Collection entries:

◇ ◇ ◇ ◇ ◇ ◇ ◇

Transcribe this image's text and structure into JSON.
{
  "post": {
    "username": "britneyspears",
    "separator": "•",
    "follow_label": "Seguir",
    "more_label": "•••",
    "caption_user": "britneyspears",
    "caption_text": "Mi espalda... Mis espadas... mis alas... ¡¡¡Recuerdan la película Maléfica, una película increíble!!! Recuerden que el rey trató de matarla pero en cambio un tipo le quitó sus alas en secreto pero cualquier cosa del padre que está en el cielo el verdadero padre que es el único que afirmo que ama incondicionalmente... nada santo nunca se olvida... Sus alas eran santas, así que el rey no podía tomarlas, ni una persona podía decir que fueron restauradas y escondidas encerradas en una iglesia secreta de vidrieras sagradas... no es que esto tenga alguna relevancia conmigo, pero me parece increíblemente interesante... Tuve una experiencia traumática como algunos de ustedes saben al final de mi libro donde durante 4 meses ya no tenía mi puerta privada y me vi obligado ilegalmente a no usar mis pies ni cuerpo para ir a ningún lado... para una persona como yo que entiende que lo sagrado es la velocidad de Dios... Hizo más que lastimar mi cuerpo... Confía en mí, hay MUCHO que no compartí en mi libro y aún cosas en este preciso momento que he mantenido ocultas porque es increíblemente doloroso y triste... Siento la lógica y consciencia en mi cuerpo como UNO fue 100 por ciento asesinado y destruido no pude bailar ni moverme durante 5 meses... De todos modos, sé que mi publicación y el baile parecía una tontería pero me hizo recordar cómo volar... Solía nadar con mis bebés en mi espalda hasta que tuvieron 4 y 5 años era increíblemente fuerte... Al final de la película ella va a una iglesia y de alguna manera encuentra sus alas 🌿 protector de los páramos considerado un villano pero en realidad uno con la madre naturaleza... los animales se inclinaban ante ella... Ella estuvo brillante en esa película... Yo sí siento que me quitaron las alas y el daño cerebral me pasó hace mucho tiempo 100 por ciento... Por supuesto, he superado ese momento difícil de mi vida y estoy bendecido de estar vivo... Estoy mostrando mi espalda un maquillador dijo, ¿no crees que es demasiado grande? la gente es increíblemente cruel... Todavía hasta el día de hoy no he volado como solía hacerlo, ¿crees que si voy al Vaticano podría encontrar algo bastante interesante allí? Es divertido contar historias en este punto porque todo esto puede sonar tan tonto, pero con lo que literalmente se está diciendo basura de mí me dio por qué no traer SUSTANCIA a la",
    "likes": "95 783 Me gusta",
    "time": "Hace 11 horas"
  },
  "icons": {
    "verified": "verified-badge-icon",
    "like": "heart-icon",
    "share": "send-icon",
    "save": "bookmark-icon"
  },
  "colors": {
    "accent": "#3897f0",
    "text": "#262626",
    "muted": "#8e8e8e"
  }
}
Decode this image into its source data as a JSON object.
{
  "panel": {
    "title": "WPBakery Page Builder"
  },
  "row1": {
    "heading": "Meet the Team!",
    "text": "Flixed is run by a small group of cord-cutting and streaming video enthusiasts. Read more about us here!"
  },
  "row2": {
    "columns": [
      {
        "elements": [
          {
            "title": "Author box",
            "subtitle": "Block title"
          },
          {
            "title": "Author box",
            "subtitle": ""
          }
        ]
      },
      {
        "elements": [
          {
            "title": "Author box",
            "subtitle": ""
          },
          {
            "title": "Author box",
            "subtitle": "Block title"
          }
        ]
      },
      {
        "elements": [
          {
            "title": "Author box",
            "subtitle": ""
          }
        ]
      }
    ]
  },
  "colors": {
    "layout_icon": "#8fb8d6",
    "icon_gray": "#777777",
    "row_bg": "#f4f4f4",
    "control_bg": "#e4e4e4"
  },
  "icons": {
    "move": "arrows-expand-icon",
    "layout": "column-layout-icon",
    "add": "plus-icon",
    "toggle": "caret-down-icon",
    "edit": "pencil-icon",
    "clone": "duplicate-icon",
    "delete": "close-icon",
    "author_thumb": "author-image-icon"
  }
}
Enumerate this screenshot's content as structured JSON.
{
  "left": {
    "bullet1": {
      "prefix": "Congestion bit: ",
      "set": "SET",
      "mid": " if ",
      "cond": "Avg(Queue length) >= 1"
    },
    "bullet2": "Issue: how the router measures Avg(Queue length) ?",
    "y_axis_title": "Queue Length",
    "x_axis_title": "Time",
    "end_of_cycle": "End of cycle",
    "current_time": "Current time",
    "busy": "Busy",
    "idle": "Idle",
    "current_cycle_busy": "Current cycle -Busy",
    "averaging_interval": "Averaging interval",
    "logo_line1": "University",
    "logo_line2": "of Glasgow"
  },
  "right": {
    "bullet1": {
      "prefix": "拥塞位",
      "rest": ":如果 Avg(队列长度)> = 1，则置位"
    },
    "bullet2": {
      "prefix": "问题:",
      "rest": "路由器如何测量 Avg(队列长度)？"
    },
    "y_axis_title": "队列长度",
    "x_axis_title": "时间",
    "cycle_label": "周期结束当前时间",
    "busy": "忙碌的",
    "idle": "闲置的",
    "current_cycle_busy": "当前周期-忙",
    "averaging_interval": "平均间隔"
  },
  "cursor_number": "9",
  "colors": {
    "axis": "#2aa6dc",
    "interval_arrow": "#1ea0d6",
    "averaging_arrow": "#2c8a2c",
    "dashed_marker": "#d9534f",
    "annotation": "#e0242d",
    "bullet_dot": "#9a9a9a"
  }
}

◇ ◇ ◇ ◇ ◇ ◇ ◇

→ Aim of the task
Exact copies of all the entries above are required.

→ Answer space
Transcribe this image's text and structure into JSON.
{
  "post": {
    "username": "britneyspears",
    "separator": "•",
    "follow_label": "Seguir",
    "more_label": "•••",
    "caption_user": "britneyspears",
    "caption_text": "Mi espalda... Mis espadas... mis alas... ¡¡¡Recuerdan la película Maléfica, una película increíble!!! Recuerden que el rey trató de matarla pero en cambio un tipo le quitó sus alas en secreto pero cualquier cosa del padre que está en el cielo el verdadero padre que es el único que afirmo que ama incondicionalmente... nada santo nunca se olvida... Sus alas eran santas, así que el rey no podía tomarlas, ni una persona podía decir que fueron restauradas y escondidas encerradas en una iglesia secreta de vidrieras sagradas... no es que esto tenga alguna relevancia conmigo, pero me parece increíblemente interesante... Tuve una experiencia traumática como algunos de ustedes saben al final de mi libro donde durante 4 meses ya no tenía mi puerta privada y me vi obligado ilegalmente a no usar mis pies ni cuerpo para ir a ningún lado... para una persona como yo que entiende que lo sagrado es la velocidad de Dios... Hizo más que lastimar mi cuerpo... Confía en mí, hay MUCHO que no compartí en mi libro y aún cosas en este preciso momento que he mantenido ocultas porque es increíblemente doloroso y triste... Siento la lógica y consciencia en mi cuerpo como UNO fue 100 por ciento asesinado y destruido no pude bailar ni moverme durante 5 meses... De todos modos, sé que mi publicación y el baile parecía una tontería pero me hizo recordar cómo volar... Solía nadar con mis bebés en mi espalda hasta que tuvieron 4 y 5 años era increíblemente fuerte... Al final de la película ella va a una iglesia y de alguna manera encuentra sus alas 🌿 protector de los páramos considerado un villano pero en realidad uno con la madre naturaleza... los animales se inclinaban ante ella... Ella estuvo brillante en esa película... Yo sí siento que me quitaron las alas y el daño cerebral me pasó hace mucho tiempo 100 por ciento... Por supuesto, he superado ese momento difícil de mi vida y estoy bendecido de estar vivo... Estoy mostrando mi espalda un maquillador dijo, ¿no crees que es demasiado grande? la gente es increíblemente cruel... Todavía hasta el día de hoy no he volado como solía hacerlo, ¿crees que si voy al Vaticano podría encontrar algo bastante interesante allí? Es divertido contar historias en este punto porque todo esto puede sonar tan tonto, pero con lo que literalmente se está diciendo basura de mí me dio por qué no traer SUSTANCIA a la",
    "likes": "95 783 Me gusta",
    "time": "Hace 11 horas"
  },
  "icons": {
    "verified": "verified-badge-icon",
    "like": "heart-icon",
    "share": "send-icon",
    "save": "bookmark-icon"
  },
  "colors": {
    "accent": "#3897f0",
    "text": "#262626",
    "muted": "#8e8e8e"
  }
}
Decode this image into its source data as a JSON object.
{
  "panel": {
    "title": "WPBakery Page Builder"
  },
  "row1": {
    "heading": "Meet the Team!",
    "text": "Flixed is run by a small group of cord-cutting and streaming video enthusiasts. Read more about us here!"
  },
  "row2": {
    "columns": [
      {
        "elements": [
          {
            "title": "Author box",
            "subtitle": "Block title"
          },
          {
            "title": "Author box",
            "subtitle": ""
          }
        ]
      },
      {
        "elements": [
          {
            "title": "Author box",
            "subtitle": ""
          },
          {
            "title": "Author box",
            "subtitle": "Block title"
          }
        ]
      },
      {
        "elements": [
          {
            "title": "Author box",
            "subtitle": ""
          }
        ]
      }
    ]
  },
  "colors": {
    "layout_icon": "#8fb8d6",
    "icon_gray": "#777777",
    "row_bg": "#f4f4f4",
    "control_bg": "#e4e4e4"
  },
  "icons": {
    "move": "arrows-expand-icon",
    "layout": "column-layout-icon",
    "add": "plus-icon",
    "toggle": "caret-down-icon",
    "edit": "pencil-icon",
    "clone": "duplicate-icon",
    "delete": "close-icon",
    "author_thumb": "author-image-icon"
  }
}
Enumerate this screenshot's content as structured JSON.
{
  "left": {
    "bullet1": {
      "prefix": "Congestion bit: ",
      "set": "SET",
      "mid": " if ",
      "cond": "Avg(Queue length) >= 1"
    },
    "bullet2": "Issue: how the router measures Avg(Queue length) ?",
    "y_axis_title": "Queue Length",
    "x_axis_title": "Time",
    "end_of_cycle": "End of cycle",
    "current_time": "Current time",
    "busy": "Busy",
    "idle": "Idle",
    "current_cycle_busy": "Current cycle -Busy",
    "averaging_interval": "Averaging interval",
    "logo_line1": "University",
    "logo_line2": "of Glasgow"
  },
  "right": {
    "bullet1": {
      "prefix": "拥塞位",
      "rest": ":如果 Avg(队列长度)> = 1，则置位"
    },
    "bullet2": {
      "prefix": "问题:",
      "rest": "路由器如何测量 Avg(队列长度)？"
    },
    "y_axis_title": "队列长度",
    "x_axis_title": "时间",
    "cycle_label": "周期结束当前时间",
    "busy": "忙碌的",
    "idle": "闲置的",
    "current_cycle_busy": "当前周期-忙",
    "averaging_interval": "平均间隔"
  },
  "cursor_number": "9",
  "colors": {
    "axis": "#2aa6dc",
    "interval_arrow": "#1ea0d6",
    "averaging_arrow": "#2c8a2c",
    "dashed_marker": "#d9534f",
    "annotation": "#e0242d",
    "bullet_dot": "#9a9a9a"
  }
}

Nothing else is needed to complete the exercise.